Problem | Please return each record exactly as it stands.

━━━ Record excerpts ━━━

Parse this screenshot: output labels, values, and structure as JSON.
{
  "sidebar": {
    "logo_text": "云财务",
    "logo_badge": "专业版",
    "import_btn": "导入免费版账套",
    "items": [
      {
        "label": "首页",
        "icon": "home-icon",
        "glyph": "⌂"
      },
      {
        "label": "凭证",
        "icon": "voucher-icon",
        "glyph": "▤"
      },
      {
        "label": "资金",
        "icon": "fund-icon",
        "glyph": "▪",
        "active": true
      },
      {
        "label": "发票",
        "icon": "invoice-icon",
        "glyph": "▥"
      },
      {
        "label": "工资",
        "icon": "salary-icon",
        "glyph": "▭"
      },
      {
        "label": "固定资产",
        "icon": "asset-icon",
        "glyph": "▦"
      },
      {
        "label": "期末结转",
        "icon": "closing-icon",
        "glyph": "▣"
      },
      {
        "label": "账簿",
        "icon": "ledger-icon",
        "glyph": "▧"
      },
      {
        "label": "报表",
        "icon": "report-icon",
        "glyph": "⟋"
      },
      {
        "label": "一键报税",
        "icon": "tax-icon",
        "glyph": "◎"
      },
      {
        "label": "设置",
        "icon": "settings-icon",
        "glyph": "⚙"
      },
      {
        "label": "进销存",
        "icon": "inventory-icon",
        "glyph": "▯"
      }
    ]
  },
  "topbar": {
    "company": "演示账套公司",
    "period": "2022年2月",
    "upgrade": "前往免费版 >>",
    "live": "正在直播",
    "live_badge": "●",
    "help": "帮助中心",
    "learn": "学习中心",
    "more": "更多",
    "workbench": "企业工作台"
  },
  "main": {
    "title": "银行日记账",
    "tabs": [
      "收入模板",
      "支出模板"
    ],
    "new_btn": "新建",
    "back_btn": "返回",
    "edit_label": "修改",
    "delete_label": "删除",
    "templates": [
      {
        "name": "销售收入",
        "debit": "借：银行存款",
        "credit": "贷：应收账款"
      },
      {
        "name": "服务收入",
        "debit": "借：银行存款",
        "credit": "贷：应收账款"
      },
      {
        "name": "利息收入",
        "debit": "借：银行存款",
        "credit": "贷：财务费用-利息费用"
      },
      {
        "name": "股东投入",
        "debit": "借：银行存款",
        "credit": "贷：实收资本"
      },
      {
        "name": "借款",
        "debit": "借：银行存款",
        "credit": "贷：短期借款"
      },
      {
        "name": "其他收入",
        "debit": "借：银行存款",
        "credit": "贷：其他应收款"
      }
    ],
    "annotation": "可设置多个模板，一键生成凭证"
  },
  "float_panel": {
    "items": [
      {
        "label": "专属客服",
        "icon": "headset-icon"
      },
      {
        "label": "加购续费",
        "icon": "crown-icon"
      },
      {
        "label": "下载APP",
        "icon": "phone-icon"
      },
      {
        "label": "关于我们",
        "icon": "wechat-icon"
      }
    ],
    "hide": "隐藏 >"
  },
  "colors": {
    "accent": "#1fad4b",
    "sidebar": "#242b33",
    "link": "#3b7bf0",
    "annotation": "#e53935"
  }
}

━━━

Output of the task |
Parse this screenshot: output labels, values, and structure as JSON.
{
  "sidebar": {
    "logo_text": "云财务",
    "logo_badge": "专业版",
    "import_btn": "导入免费版账套",
    "items": [
      {
        "label": "首页",
        "icon": "home-icon",
        "glyph": "⌂"
      },
      {
        "label": "凭证",
        "icon": "voucher-icon",
        "glyph": "▤"
      },
      {
        "label": "资金",
        "icon": "fund-icon",
        "glyph": "▪",
        "active": true
      },
      {
        "label": "发票",
        "icon": "invoice-icon",
        "glyph": "▥"
      },
      {
        "label": "工资",
        "icon": "salary-icon",
        "glyph": "▭"
      },
      {
        "label": "固定资产",
        "icon": "asset-icon",
        "glyph": "▦"
      },
      {
        "label": "期末结转",
        "icon": "closing-icon",
        "glyph": "▣"
      },
      {
        "label": "账簿",
        "icon": "ledger-icon",
        "glyph": "▧"
      },
      {
        "label": "报表",
        "icon": "report-icon",
        "glyph": "⟋"
      },
      {
        "label": "一键报税",
        "icon": "tax-icon",
        "glyph": "◎"
      },
      {
        "label": "设置",
        "icon": "settings-icon",
        "glyph": "⚙"
      },
      {
        "label": "进销存",
        "icon": "inventory-icon",
        "glyph": "▯"
      }
    ]
  },
  "topbar": {
    "company": "演示账套公司",
    "period": "2022年2月",
    "upgrade": "前往免费版 >>",
    "live": "正在直播",
    "live_badge": "●",
    "help": "帮助中心",
    "learn": "学习中心",
    "more": "更多",
    "workbench": "企业工作台"
  },
  "main": {
    "title": "银行日记账",
    "tabs": [
      "收入模板",
      "支出模板"
    ],
    "new_btn": "新建",
    "back_btn": "返回",
    "edit_label": "修改",
    "delete_label": "删除",
    "templates": [
      {
        "name": "销售收入",
        "debit": "借：银行存款",
        "credit": "贷：应收账款"
      },
      {
        "name": "服务收入",
        "debit": "借：银行存款",
        "credit": "贷：应收账款"
      },
      {
        "name": "利息收入",
        "debit": "借：银行存款",
        "credit": "贷：财务费用-利息费用"
      },
      {
        "name": "股东投入",
        "debit": "借：银行存款",
        "credit": "贷：实收资本"
      },
      {
        "name": "借款",
        "debit": "借：银行存款",
        "credit": "贷：短期借款"
      },
      {
        "name": "其他收入",
        "debit": "借：银行存款",
        "credit": "贷：其他应收款"
      }
    ],
    "annotation": "可设置多个模板，一键生成凭证"
  },
  "float_panel": {
    "items": [
      {
        "label": "专属客服",
        "icon": "headset-icon"
      },
      {
        "label": "加购续费",
        "icon": "crown-icon"
      },
      {
        "label": "下载APP",
        "icon": "phone-icon"
      },
      {
        "label": "关于我们",
        "icon": "wechat-icon"
      }
    ],
    "hide": "隐藏 >"
  },
  "colors": {
    "accent": "#1fad4b",
    "sidebar": "#242b33",
    "link": "#3b7bf0",
    "annotation": "#e53935"
  }
}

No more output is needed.